It’s very important to understand the difference between an Investor and a Trader. I happen to have both an investment portfolio and my trading portfolios, two very different animals. I treat them differently, allocate risk differently and have different goals for each.

A Note on Currency Markets

I want to end today’s update with a note on the currency markets from my old friend Jack Crooks. Jack and I go back several years, and I can honestly say he is one of the traders/newsletter writers cut from the same mold as I. We are a rare breed in this business.

Jack is one of the sharpest minds in currency, yet he’s eternally humble. I want to leave you with his thoughts from his Currency Currents:

FX Trading — Fighting an Economic Fire with Molotov Cocktails

“I flipped on the Travel Channel last night to catch a program titled Secrets of the U.S. Mint. Besides discussing how the U.S. Mint operates, the program also touched on counterfeiters and coin collectors. But as the hour wound down, the final segment briefly introduced the U.S. Federal Reserve.
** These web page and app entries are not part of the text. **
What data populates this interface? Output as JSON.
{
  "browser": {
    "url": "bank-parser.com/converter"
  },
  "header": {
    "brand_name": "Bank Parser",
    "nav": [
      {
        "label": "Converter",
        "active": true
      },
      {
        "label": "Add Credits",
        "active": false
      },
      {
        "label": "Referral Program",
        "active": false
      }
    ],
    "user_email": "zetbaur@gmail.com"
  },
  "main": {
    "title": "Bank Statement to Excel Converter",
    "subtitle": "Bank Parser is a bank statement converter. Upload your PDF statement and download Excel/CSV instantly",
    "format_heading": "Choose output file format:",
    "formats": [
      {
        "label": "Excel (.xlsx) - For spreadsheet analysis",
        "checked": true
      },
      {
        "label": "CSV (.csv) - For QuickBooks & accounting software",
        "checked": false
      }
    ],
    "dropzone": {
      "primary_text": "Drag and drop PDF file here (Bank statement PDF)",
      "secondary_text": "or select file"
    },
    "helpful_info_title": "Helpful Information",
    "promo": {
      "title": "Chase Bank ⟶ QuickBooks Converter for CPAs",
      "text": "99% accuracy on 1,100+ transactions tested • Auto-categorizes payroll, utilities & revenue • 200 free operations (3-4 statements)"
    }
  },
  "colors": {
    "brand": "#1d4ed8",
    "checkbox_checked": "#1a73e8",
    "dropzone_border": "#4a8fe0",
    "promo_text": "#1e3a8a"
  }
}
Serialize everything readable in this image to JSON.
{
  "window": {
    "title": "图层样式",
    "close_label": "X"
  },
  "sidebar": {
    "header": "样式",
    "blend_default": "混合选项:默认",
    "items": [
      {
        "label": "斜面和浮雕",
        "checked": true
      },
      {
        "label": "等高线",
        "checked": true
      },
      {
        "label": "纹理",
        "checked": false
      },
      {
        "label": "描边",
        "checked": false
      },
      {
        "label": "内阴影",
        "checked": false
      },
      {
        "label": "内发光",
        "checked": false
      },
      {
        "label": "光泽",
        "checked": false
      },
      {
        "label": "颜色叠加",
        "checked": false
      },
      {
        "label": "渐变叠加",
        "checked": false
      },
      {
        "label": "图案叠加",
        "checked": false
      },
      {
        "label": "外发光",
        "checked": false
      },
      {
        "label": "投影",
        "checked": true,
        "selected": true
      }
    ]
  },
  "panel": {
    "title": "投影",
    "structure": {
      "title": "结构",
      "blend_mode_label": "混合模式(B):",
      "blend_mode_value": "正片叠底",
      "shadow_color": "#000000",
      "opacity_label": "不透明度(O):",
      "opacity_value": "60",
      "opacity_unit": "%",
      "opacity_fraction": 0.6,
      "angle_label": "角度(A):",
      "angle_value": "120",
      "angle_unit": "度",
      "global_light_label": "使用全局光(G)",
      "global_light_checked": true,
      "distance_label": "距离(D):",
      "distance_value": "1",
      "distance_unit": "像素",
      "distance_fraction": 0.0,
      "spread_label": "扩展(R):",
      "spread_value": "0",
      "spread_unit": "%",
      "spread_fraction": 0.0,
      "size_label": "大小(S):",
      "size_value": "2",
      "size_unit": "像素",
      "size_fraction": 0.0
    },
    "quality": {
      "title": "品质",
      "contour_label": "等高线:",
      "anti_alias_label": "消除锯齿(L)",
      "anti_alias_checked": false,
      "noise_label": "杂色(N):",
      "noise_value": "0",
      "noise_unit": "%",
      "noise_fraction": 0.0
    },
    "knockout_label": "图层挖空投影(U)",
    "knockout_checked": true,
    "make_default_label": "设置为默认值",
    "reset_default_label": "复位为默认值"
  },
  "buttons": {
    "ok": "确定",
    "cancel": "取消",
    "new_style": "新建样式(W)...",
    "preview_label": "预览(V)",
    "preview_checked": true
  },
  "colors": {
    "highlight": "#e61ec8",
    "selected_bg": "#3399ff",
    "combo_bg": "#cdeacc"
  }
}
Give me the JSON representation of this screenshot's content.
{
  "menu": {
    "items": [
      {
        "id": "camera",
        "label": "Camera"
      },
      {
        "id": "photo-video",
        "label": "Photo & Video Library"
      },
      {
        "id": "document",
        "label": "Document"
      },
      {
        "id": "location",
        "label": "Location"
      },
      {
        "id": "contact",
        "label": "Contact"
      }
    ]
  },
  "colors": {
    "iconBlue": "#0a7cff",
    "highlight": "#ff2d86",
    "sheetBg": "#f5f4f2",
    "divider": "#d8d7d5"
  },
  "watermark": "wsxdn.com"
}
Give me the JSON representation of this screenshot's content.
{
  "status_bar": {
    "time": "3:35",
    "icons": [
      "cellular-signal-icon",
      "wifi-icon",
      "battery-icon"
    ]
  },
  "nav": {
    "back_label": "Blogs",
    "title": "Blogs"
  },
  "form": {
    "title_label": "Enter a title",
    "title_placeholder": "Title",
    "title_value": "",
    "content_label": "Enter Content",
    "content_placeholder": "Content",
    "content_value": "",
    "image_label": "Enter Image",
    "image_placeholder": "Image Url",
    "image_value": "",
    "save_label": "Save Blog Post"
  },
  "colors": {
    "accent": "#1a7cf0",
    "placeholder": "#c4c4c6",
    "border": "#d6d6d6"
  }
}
“The reason it tied in the Federal Reserve Bank at the end of the show, as the narrator pointed out, was because the Federal Reserve is responsible for protecting the money printed at the U.S. Mint, the people’s money.

“Yeah, I thought that was pretty funny too.

“But a few minutes later, after some dated clips of Alan Greenspan and various other shots from inside the walls of the Fed, a spokesman for the Federal Reserve appeared on camera and summed up the segment quite nicely. He said something along the lines of this: The Federal Reserve isn’t here to make the economy grow powerfully; that’s up to the people. The Federal Reserve is here just to see that the conditions are right for the people to make this happen.

“After that first quip about protecting money, I found this last quip regarding the Federal Reserve’s job description to be rather simple, and surprisingly reasonable. But as is clear from recent events, the perceived job description of the Fed, by the Fed, is much more convoluted.”

Thanks, Jack. It’s always good to hear you.

That’s all for today. I hope to see as many of you as possible in Vancouver at the Agora Financial Investment Symposium.

Yours for resource profits,
Kevin Kerr
July 21, 2008